Offering Drive Through Roaming by Bridging Celcos

Mobilink_TelenorJust as you run out of the coverage area of one mobile operator, imagine how it would be to be served by another cellular network operator.

While the two major cellular network operators (Mobilink and Telenor) are undergoing restructuring from engineering and human resource vantage point to equip themselves for handling future data networks, it seems prudent to discuss new ideas and probable work-around to maximize profit, facilitation to subscribers and a new telecommunication “eco-system”.

The assortment of cellular towers which cloud the metropolitan cities of the country have long been a threat to the equilibrium between environmental hygiene and seamless connectivity.

With the development in backhaul networks and innovative models proposed worldwide, it seems lucrative to establish unison between the radio and core ends of two mobile network operators, as a result granting “drive-through” roaming. The subscribers can hop on the two networks while successfully maintaining the radio signaling links with the core end, and the mobile station will be allowed to scan radio signals from both the Base Transceiver Stations.

Telenor has major share in the parent company Vimpelcom that owns Mobilink. While it undergoes a nationwide end-to-end swap to ZTE (to be completed by September 2013), and Mobilink finalizes the decision to award a five (plus) years of complete planning and optimization contract to two of the four bidding vendors, Telenor can perhaps have a 50-50 joint venture with Mobilink that will allow subscribers of both networks to roam across both networks at no additional cost.

Meanwhile both the operators shall operate, maintain and optimize their networks as separate entities. This proposition proceeds from the much appreciated merger between T-Mobile and Orange in UK called “Everything Everywhere”.

As Mobilink awards a long term Managed Services and radio planning/optimization contract to the two vendors (so far Alcatel Lucent and Huawei as finalists), it’ll have to shift its permanent resource to the vendors for a certain number of years.
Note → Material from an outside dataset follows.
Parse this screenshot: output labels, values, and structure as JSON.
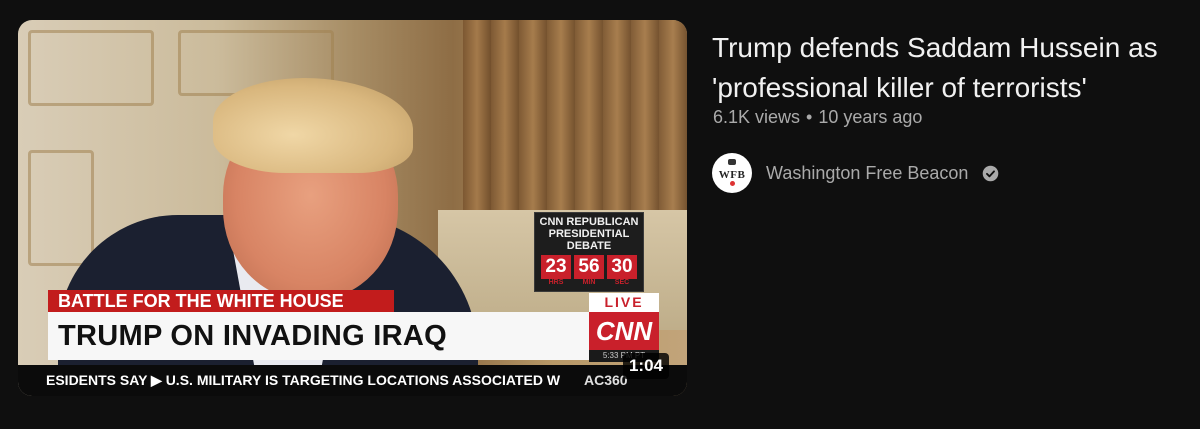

This shift of resource can very well be coupled with such a venture. A deal as big as this, has to flow from the ranks of Vimpelcom excellencies where Telenor holds a lion’s share of stake.

The idea and its implementation seems a far off thing, no doubt, but there’s no harm in juggling with the balls before the curtain parts. This will largely affect the technical end of 3G implementation and, what seems certain at this point in time, shall reduce the capital expenditures for both networks while operational expenditures remain the same resulting into higher customer satisfaction and increased revenues. Win-win situation for everyone.